How do I add intensive processes to my Rails Application?

I’ve started to use wicked_pdf and it works fine. However, when I generate a PDF files, usually the CPU will get to ~80+% during the generation of the PDF by the wicked_pdf gem. What’s the proper way of handling this in my application? I’ve asked around on IRC chat, stack overflow, etc, but I haven’t been able to acquire a good answer. People have told me to use Sidekiq, which I have, but this won’t resolve my CPU issue unless I’ve put the job processes onto another machine it would seem. Is there another way of handling this using my one server?

If it’s helpful here is the stack overflow question that I posted about 12 days ago - it has perhaps a little more detail:

https://stackoverflow.com/questions/44465332/high-cpu-usage-when-generating-pdfs-in-rails-with-wicked-pdf-gem

Please let me know if I can provide more details on any aspect of this issue. Thanks!

Ouch! The big question is: are you actually doing anything else with
that server? If Rails has the machine all to itself, and you don't
have enough traffic that someone else is probably waiting for a reply,
you may be OK as-is.

Otherwise, a number of other approaches come to mind. As you
mentioned, you could put it on another machine. You could also see if
you could "nice down" that process, i.e., use the "nice" utility (or
some such programming) to set the priority of the PDF-making process
so that others can have a better share.

-Dave

Thanks Dave, I’ll look into the “Nice” utility you mentioned – I’m currently unfamiliar with it. Also traffic on the application isn’t heavy as its only used on an internal network for roughly 60 users at the moment. However, I would prefer to find the “correct” way of doing it. I’m thinking I may resort to using another machine, but at the moment I don’t have those resources. Rails is the only thing on the server right now… so that helps as well. With some of the PDFs that time several minutes to run, we have seen a slow-down for other users accessing pages. Since the PDF generation isn’t urgent I don’t mind having it last longer as long as it doesn’t slow down the rest of the application for the other active users. Thanks again for the “Nice” recommendation I’ll be looking into it shortly.

This is exactly the kind of use case AWS Lambda was made for.

You would have to switch to a PDF generator/converter in one of
the Lambda-supported languages, unfortunately, but for a very
occasional task this would be a lot cheaper than provisioning a
separate server that would be idle most of the time.

FWIW,

Why is the fact that PDF generation can use 80% of the processor a
problem? There will still be 20% available for Rails, or is that not
enough to give you the performance you require? Linux is pretty good
at balancing processes and threads and the processor is there to be
used after all. Provided you have shelved it off into a background
process using something like sidekiq then it may well not be an issue.
Try it and see. if it becomes an issue then you can look at more
complex solutions. My philosophy is always to start off using the
KISS principle.

Colin

Hey Colin, when I say it gets to ~80+% what I meant to get across is, for a 1 minute PDF Generation, it would start around 20% and quickly built to 80 - then 95 - and eventually go to 100% towards the end.

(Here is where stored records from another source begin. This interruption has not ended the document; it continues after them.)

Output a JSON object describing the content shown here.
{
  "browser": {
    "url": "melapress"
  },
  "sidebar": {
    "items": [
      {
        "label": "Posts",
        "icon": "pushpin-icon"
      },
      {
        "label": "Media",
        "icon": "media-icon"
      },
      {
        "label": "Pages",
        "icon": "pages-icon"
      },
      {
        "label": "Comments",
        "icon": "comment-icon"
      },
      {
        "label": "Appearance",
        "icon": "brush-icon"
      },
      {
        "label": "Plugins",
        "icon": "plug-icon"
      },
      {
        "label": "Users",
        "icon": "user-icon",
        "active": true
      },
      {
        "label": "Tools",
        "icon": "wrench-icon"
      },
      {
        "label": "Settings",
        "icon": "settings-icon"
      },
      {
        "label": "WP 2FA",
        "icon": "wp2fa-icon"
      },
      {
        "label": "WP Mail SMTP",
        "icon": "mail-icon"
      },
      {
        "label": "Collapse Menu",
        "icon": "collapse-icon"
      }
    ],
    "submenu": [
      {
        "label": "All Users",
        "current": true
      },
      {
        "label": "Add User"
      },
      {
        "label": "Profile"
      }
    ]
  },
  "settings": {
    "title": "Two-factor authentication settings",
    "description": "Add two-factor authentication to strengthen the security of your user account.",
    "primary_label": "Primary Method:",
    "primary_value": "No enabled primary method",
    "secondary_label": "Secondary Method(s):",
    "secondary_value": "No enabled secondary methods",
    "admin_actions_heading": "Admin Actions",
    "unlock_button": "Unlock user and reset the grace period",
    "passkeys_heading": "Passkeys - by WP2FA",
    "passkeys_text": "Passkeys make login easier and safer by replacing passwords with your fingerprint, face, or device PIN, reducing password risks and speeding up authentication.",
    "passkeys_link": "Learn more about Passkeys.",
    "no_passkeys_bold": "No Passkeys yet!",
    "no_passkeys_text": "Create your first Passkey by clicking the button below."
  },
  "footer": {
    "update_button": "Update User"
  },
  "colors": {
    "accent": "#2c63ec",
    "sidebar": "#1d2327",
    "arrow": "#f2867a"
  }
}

I’ve noticed that many other users will have the application slow down dramatically during the generation of such a PDF. It would cause much longer page loads and if they too were going to generate a PDF document then it would make problems worse. I have been attempting to background the process on Sidekiq - and am having another issue with it at the moment preventing me from seeing how it behaves in that procedure. Though with it all using the same CPU I was guessing it wouldn’t change much from what I’m already experiencing.

OK, understood. I think it should be possible to set the nice value
for sidekiq so that it only uses the processor when it is not doing
other things, but I don't have experience of doing that, and google
does not immediately come up with anything helpful.

Colin